#### [WORK INSTRUCTIONS]
An exact restatement of the data below, with the pictures removed, is the required answer.

#### [RECORDS TO USE]
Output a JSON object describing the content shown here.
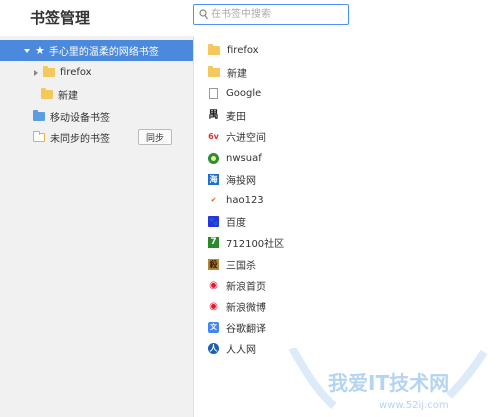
{
  "header": {
    "title": "书签管理",
    "search_placeholder": "在书签中搜索"
  },
  "sidebar": {
    "items": [
      {
        "label": "手心里的温柔的网络书签",
        "selected": true,
        "expanded": true
      },
      {
        "label": "firefox",
        "collapsed": true
      },
      {
        "label": "新建"
      },
      {
        "label": "移动设备书签"
      },
      {
        "label": "未同步的书签",
        "button": "同步"
      }
    ]
  },
  "main": {
    "items": [
      {
        "label": "firefox",
        "icon": "folder-icon"
      },
      {
        "label": "新建",
        "icon": "folder-icon"
      },
      {
        "label": "Google",
        "icon": "page-icon"
      },
      {
        "label": "麦田",
        "icon": "maitian-icon"
      },
      {
        "label": "六进空间",
        "icon": "liujin-icon"
      },
      {
        "label": "nwsuaf",
        "icon": "nwsuaf-icon"
      },
      {
        "label": "海投网",
        "icon": "haitou-icon"
      },
      {
        "label": "hao123",
        "icon": "hao123-icon"
      },
      {
        "label": "百度",
        "icon": "baidu-icon"
      },
      {
        "label": "712100社区",
        "icon": "712100-icon"
      },
      {
        "label": "三国杀",
        "icon": "sanguosha-icon"
      },
      {
        "label": "新浪首页",
        "icon": "weibo-icon"
      },
      {
        "label": "新浪微博",
        "icon": "weibo-icon"
      },
      {
        "label": "谷歌翻译",
        "icon": "translate-icon"
      },
      {
        "label": "人人网",
        "icon": "renren-icon"
      }
    ]
  },
  "watermark": {
    "text": "我爱IT技术网",
    "url": "www.52ij.com"
  },
  "colors": {
    "accent": "#4a89dc",
    "sidebar_bg": "#f1f1f1",
    "folder": "#f5c85c"
  }
}
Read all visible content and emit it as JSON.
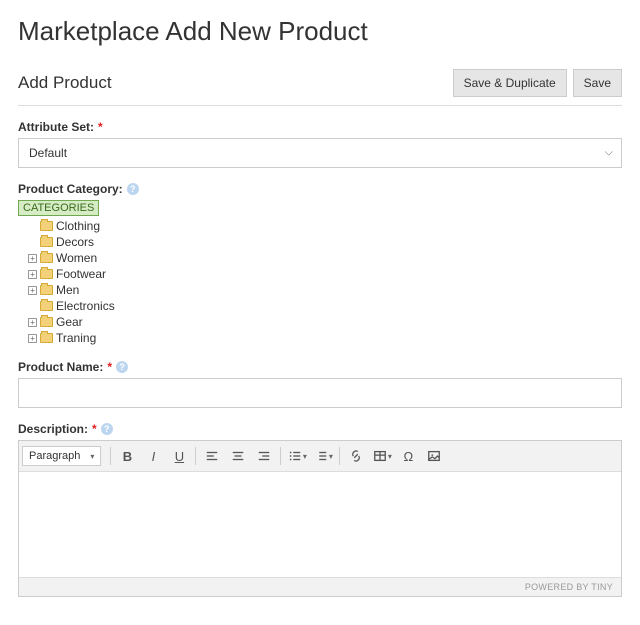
{
  "page_title": "Marketplace Add New Product",
  "subtitle": "Add Product",
  "buttons": {
    "save_duplicate": "Save & Duplicate",
    "save": "Save"
  },
  "attribute_set": {
    "label": "Attribute Set:",
    "value": "Default"
  },
  "product_category": {
    "label": "Product Category:",
    "root": "CATEGORIES",
    "items": [
      {
        "label": "Clothing",
        "expandable": false
      },
      {
        "label": "Decors",
        "expandable": false
      },
      {
        "label": "Women",
        "expandable": true
      },
      {
        "label": "Footwear",
        "expandable": true
      },
      {
        "label": "Men",
        "expandable": true
      },
      {
        "label": "Electronics",
        "expandable": false
      },
      {
        "label": "Gear",
        "expandable": true
      },
      {
        "label": "Traning",
        "expandable": true
      }
    ]
  },
  "product_name": {
    "label": "Product Name:"
  },
  "description": {
    "label": "Description:",
    "format_label": "Paragraph",
    "powered_by": "POWERED BY TINY"
  }
}
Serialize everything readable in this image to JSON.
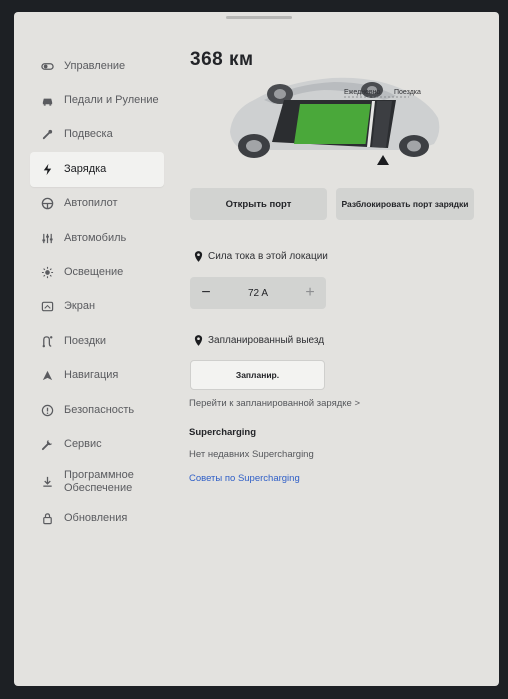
{
  "sidebar": {
    "items": [
      {
        "label": "Управление",
        "icon": "toggle-icon"
      },
      {
        "label": "Педали и Руление",
        "icon": "car-icon"
      },
      {
        "label": "Подвеска",
        "icon": "wrench-icon"
      },
      {
        "label": "Зарядка",
        "icon": "bolt-icon",
        "active": true
      },
      {
        "label": "Автопилот",
        "icon": "steering-wheel-icon"
      },
      {
        "label": "Автомобиль",
        "icon": "sliders-icon"
      },
      {
        "label": "Освещение",
        "icon": "sun-icon"
      },
      {
        "label": "Экран",
        "icon": "display-icon"
      },
      {
        "label": "Поездки",
        "icon": "route-icon"
      },
      {
        "label": "Навигация",
        "icon": "navigation-arrow-icon"
      },
      {
        "label": "Безопасность",
        "icon": "alert-circle-icon"
      },
      {
        "label": "Сервис",
        "icon": "service-wrench-icon"
      },
      {
        "label": "Программное Обеспечение",
        "label_line1": "Программное",
        "label_line2": "Обеспечение",
        "icon": "download-icon"
      },
      {
        "label": "Обновления",
        "icon": "lock-icon"
      }
    ]
  },
  "charging": {
    "range": "368 км",
    "charge_limit_level": 0.72,
    "limit_labels": {
      "daily": "Ежедневно",
      "trip": "Поездка"
    },
    "open_port_label": "Открыть порт",
    "unlock_port_label": "Разблокировать порт зарядки",
    "current_title": "Сила тока в этой локации",
    "current_value": "72 A",
    "minus_label": "−",
    "plus_label": "+",
    "scheduled_title": "Запланированный выезд",
    "schedule_button": "Запланир.",
    "scheduled_link": "Перейти к запланированной зарядке >",
    "supercharging_title": "Supercharging",
    "supercharging_none": "Нет недавних Supercharging",
    "supercharging_tips": "Советы по Supercharging"
  },
  "colors": {
    "battery_green": "#4aa83a",
    "link_blue": "#2f5fc7",
    "active_bg": "#f2f2f0"
  }
}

#### [RESULT OF THIS EXERCISE]
Output a JSON object describing the content shown here.
{
  "header": {
    "title": "书签管理",
    "search_placeholder": "在书签中搜索"
  },
  "sidebar": {
    "items": [
      {
        "label": "手心里的温柔的网络书签",
        "selected": true,
        "expanded": true
      },
      {
        "label": "firefox",
        "collapsed": true
      },
      {
        "label": "新建"
      },
      {
        "label": "移动设备书签"
      },
      {
        "label": "未同步的书签",
        "button": "同步"
      }
    ]
  },
  "main": {
    "items": [
      {
        "label": "firefox",
        "icon": "folder-icon"
      },
      {
        "label": "新建",
        "icon": "folder-icon"
      },
      {
        "label": "Google",
        "icon": "page-icon"
      },
      {
        "label": "麦田",
        "icon": "maitian-icon"
      },
      {
        "label": "六进空间",
        "icon": "liujin-icon"
      },
      {
        "label": "nwsuaf",
        "icon": "nwsuaf-icon"
      },
      {
        "label": "海投网",
        "icon": "haitou-icon"
      },
      {
        "label": "hao123",
        "icon": "hao123-icon"
      },
      {
        "label": "百度",
        "icon": "baidu-icon"
      },
      {
        "label": "712100社区",
        "icon": "712100-icon"
      },
      {
        "label": "三国杀",
        "icon": "sanguosha-icon"
      },
      {
        "label": "新浪首页",
        "icon": "weibo-icon"
      },
      {
        "label": "新浪微博",
        "icon": "weibo-icon"
      },
      {
        "label": "谷歌翻译",
        "icon": "translate-icon"
      },
      {
        "label": "人人网",
        "icon": "renren-icon"
      }
    ]
  },
  "watermark": {
    "text": "我爱IT技术网",
    "url": "www.52ij.com"
  },
  "colors": {
    "accent": "#4a89dc",
    "sidebar_bg": "#f1f1f1",
    "folder": "#f5c85c"
  }
}
Read all visible content and emit it as JSON.
{
  "page_title": "Marketplace Add New Product",
  "subtitle": "Add Product",
  "buttons": {
    "save_duplicate": "Save & Duplicate",
    "save": "Save"
  },
  "attribute_set": {
    "label": "Attribute Set:",
    "value": "Default"
  },
  "product_category": {
    "label": "Product Category:",
    "root": "CATEGORIES",
    "items": [
      {
        "label": "Clothing",
        "expandable": false
      },
      {
        "label": "Decors",
        "expandable": false
      },
      {
        "label": "Women",
        "expandable": true
      },
      {
        "label": "Footwear",
        "expandable": true
      },
      {
        "label": "Men",
        "expandable": true
      },
      {
        "label": "Electronics",
        "expandable": false
      },
      {
        "label": "Gear",
        "expandable": true
      },
      {
        "label": "Traning",
        "expandable": true
      }
    ]
  },
  "product_name": {
    "label": "Product Name:"
  },
  "description": {
    "label": "Description:",
    "format_label": "Paragraph",
    "powered_by": "POWERED BY TINY"
  }
}
Serialize everything readable in this image to JSON.
{
  "sidebar": {
    "items": [
      {
        "label": "Управление",
        "icon": "toggle-icon"
      },
      {
        "label": "Педали и Руление",
        "icon": "car-icon"
      },
      {
        "label": "Подвеска",
        "icon": "wrench-icon"
      },
      {
        "label": "Зарядка",
        "icon": "bolt-icon",
        "active": true
      },
      {
        "label": "Автопилот",
        "icon": "steering-wheel-icon"
      },
      {
        "label": "Автомобиль",
        "icon": "sliders-icon"
      },
      {
        "label": "Освещение",
        "icon": "sun-icon"
      },
      {
        "label": "Экран",
        "icon": "display-icon"
      },
      {
        "label": "Поездки",
        "icon": "route-icon"
      },
      {
        "label": "Навигация",
        "icon": "navigation-arrow-icon"
      },
      {
        "label": "Безопасность",
        "icon": "alert-circle-icon"
      },
      {
        "label": "Сервис",
        "icon": "service-wrench-icon"
      },
      {
        "label": "Программное Обеспечение",
        "label_line1": "Программное",
        "label_line2": "Обеспечение",
        "icon": "download-icon"
      },
      {
        "label": "Обновления",
        "icon": "lock-icon"
      }
    ]
  },
  "charging": {
    "range": "368 км",
    "charge_limit_level": 0.72,
    "limit_labels": {
      "daily": "Ежедневно",
      "trip": "Поездка"
    },
    "open_port_label": "Открыть порт",
    "unlock_port_label": "Разблокировать порт зарядки",
    "current_title": "Сила тока в этой локации",
    "current_value": "72 A",
    "minus_label": "−",
    "plus_label": "+",
    "scheduled_title": "Запланированный выезд",
    "schedule_button": "Запланир.",
    "scheduled_link": "Перейти к запланированной зарядке >",
    "supercharging_title": "Supercharging",
    "supercharging_none": "Нет недавних Supercharging",
    "supercharging_tips": "Советы по Supercharging"
  },
  "colors": {
    "battery_green": "#4aa83a",
    "link_blue": "#2f5fc7",
    "active_bg": "#f2f2f0"
  }
}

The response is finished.